There are three things that are especially important for me these days:
- Finding pain relief
- Finding appropriate metaphors for my journey with cancer
- Sharing my discoveries with those who care
When pain is unbearable, nothing apart from pain relief matters. When pain becomes unbearable for me, I can slip into a demanding and unreasonable frame of mind.
Thankfully, I don't recall too many times when I've been totally unreasonable in my demands, but there were occasions when I don't think I "passed the test" owing to unbearable pain.
The next two concerns are obviously related to one another. Right from day 0001, I realized that I would need to find ways of speaking about cancer, both to others and to myself, that were meaningful, that made sharing my experiences in a blog format possible, and that emphasized the importance of attitude and choice. The prevailing metaphor of fighting cancer seemed to me too limiting.
The military metaphor consisted primarily of words which stressed fighting, battling, conquest and defeat. One of the reasons the military metaphor didn't work for me was because it implied that every combatant was engaged in a hopeless contest whose end result was predetermined; one might win battles, but never the war.
In addition, I had this strong suspicion that one's choice of metaphor, one's use of descriptive language, had a direct effect on one's experience. At the very least, I hoped that my experience of cancer would be one of discovery, of "healing" (not necessarily physical cure), and of revealed wisdom. I didn't want my experience to be one of despair, fear, endless frustration, and dismay.

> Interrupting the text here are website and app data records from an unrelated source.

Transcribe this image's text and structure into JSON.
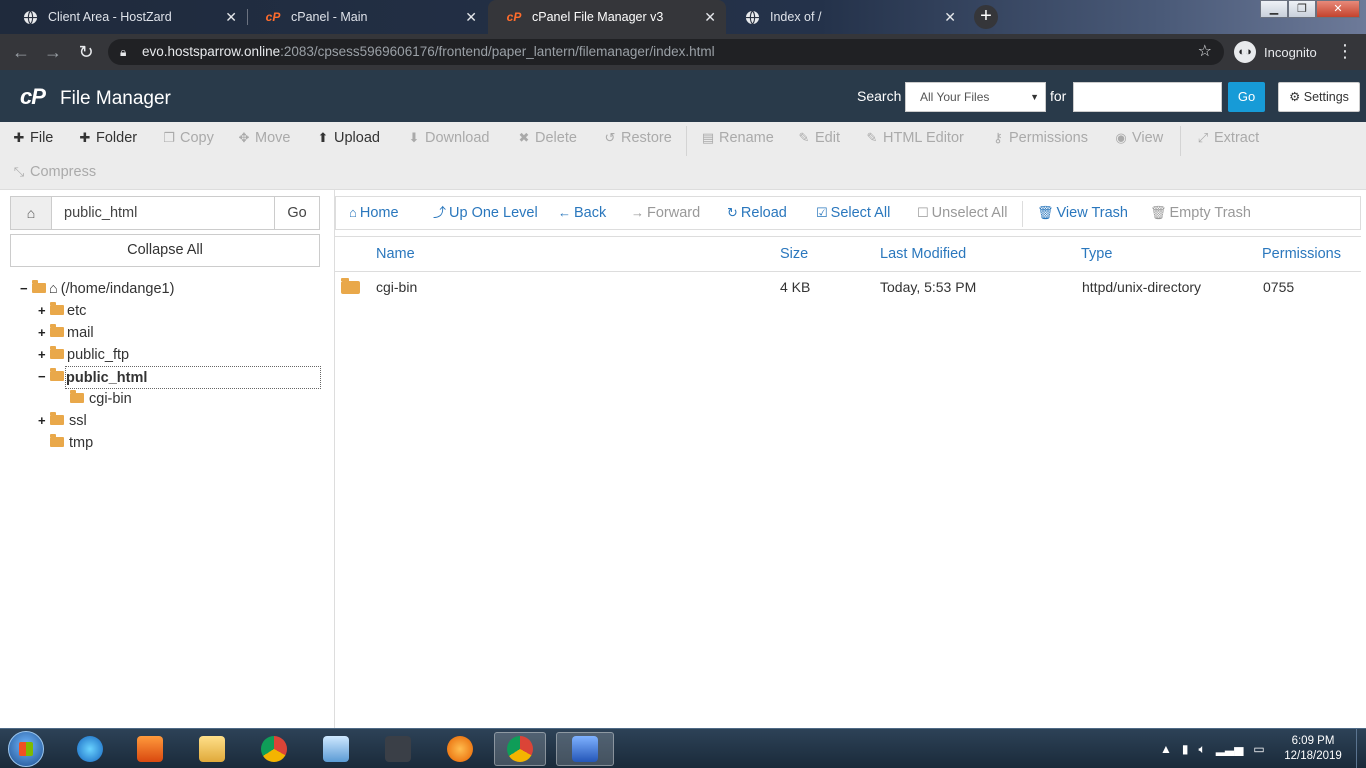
{
  "browser": {
    "tabs": [
      {
        "title": "Client Area - HostZard",
        "icon": "globe-icon",
        "active": false
      },
      {
        "title": "cPanel - Main",
        "icon": "cpanel-icon",
        "active": false
      },
      {
        "title": "cPanel File Manager v3",
        "icon": "cpanel-icon",
        "active": true
      },
      {
        "title": "Index of /",
        "icon": "globe-icon",
        "active": false
      }
    ],
    "url_host": "evo.hostsparrow.online",
    "url_rest": ":2083/cpsess5969606176/frontend/paper_lantern/filemanager/index.html",
    "profile_label": "Incognito"
  },
  "header": {
    "logo": "cP",
    "title": "File Manager",
    "search_label": "Search",
    "search_scope": "All Your Files",
    "for_label": "for",
    "search_value": "",
    "go_label": "Go",
    "settings_label": "Settings"
  },
  "toolbar": {
    "file": "File",
    "folder": "Folder",
    "copy": "Copy",
    "move": "Move",
    "upload": "Upload",
    "download": "Download",
    "delete": "Delete",
    "restore": "Restore",
    "rename": "Rename",
    "edit": "Edit",
    "html_editor": "HTML Editor",
    "permissions": "Permissions",
    "view": "View",
    "extract": "Extract",
    "compress": "Compress"
  },
  "sidebar": {
    "path_value": "public_html",
    "go_label": "Go",
    "collapse_label": "Collapse All",
    "tree": [
      {
        "toggle": "−",
        "label": "(/home/indange1)"
      },
      {
        "toggle": "+",
        "label": "etc"
      },
      {
        "toggle": "+",
        "label": "mail"
      },
      {
        "toggle": "+",
        "label": "public_ftp"
      },
      {
        "toggle": "−",
        "label": "public_html"
      },
      {
        "toggle": "",
        "label": "cgi-bin"
      },
      {
        "toggle": "+",
        "label": "ssl"
      },
      {
        "toggle": "",
        "label": "tmp"
      }
    ]
  },
  "navbar": {
    "home": "Home",
    "up": "Up One Level",
    "back": "Back",
    "forward": "Forward",
    "reload": "Reload",
    "select_all": "Select All",
    "unselect_all": "Unselect All",
    "view_trash": "View Trash",
    "empty_trash": "Empty Trash"
  },
  "table": {
    "columns": [
      "Name",
      "Size",
      "Last Modified",
      "Type",
      "Permissions"
    ],
    "rows": [
      {
        "name": "cgi-bin",
        "size": "4 KB",
        "modified": "Today, 5:53 PM",
        "type": "httpd/unix-directory",
        "perms": "0755"
      }
    ]
  },
  "taskbar": {
    "time": "6:09 PM",
    "date": "12/18/2019",
    "apps": [
      "internet-explorer-icon",
      "media-player-icon",
      "file-explorer-icon",
      "chrome-icon",
      "notepad-icon",
      "nox-icon",
      "firefox-icon",
      "chrome-icon",
      "malwarebytes-icon"
    ]
  },
  "colors": {
    "header_bg": "#293a4a",
    "link": "#2a77bd",
    "button_primary": "#179bd7",
    "folder": "#e9a84a"
  }
}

I anticipated that along the way there was an opportunity for growth and sharing insights with others.
There have been major and minor breakthroughs during my "unwanted journey". This week past, for instance, I think my wife has helped me come to terms with a tendency on my part to have unrealistic expectations about my physical condition.
I've been feeling pretty good for the past two or three weeks, so much so that I've started to revert to the military metaphor, dreaming of "fighting" cancer and "winning the battle". She has reminded me that my "journey" - especially since choosing home palliative care - has been one of pain and symptom management.

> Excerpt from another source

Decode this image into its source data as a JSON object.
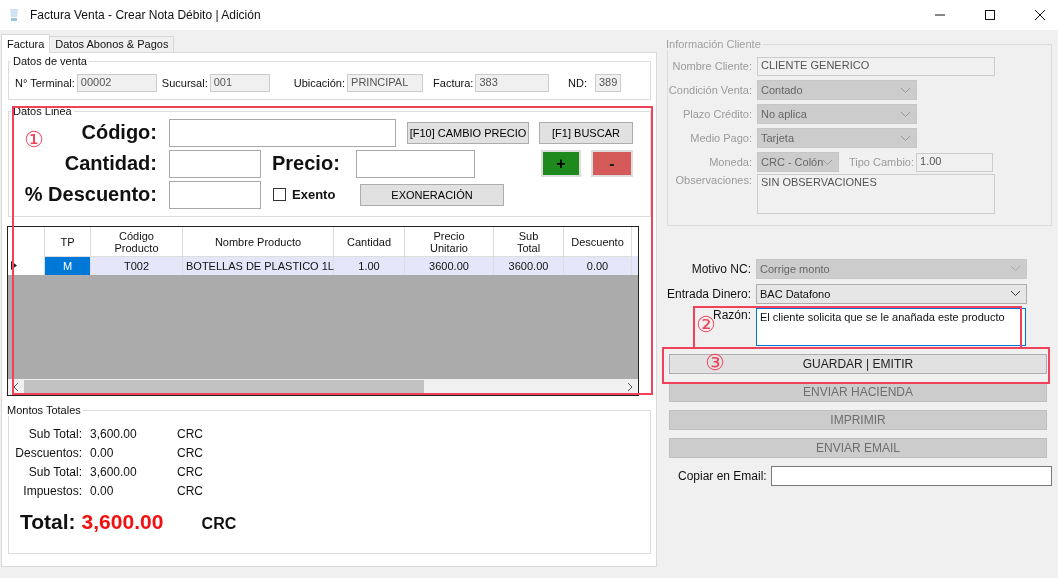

It's been about identifying pain and other symptoms related to the treatment of my metastatic colorectal cancer, applying drugs and other approaches, and then finding a balance which provides me with as much "quality of life" as is possible given the damage cancer and other treatment protocols have already inflicted on my body.
The latter approach, and the language which goes along with it, are more indicative of a journey than a battle. Even the idea of taking things minute-by-minute is more indicative of a hike in the woods, or an early morning canoe ride, or a meal with family and friends.
It has taken well over a week of reflection, visits with colleagues, friends, and family, a recurrence of pain incidents and other "reminders" that I am a case study in managing pain, not to mention a delightful change of pace in reading habits from non-fiction to novels (see Neil Gaiman's American Gods; a kind of allegorical road trip with myths and mythology seeping through the cracks in the pavement) to help me uncover just a little more wisdom about who I am, where I am, and what lies ahead on the road.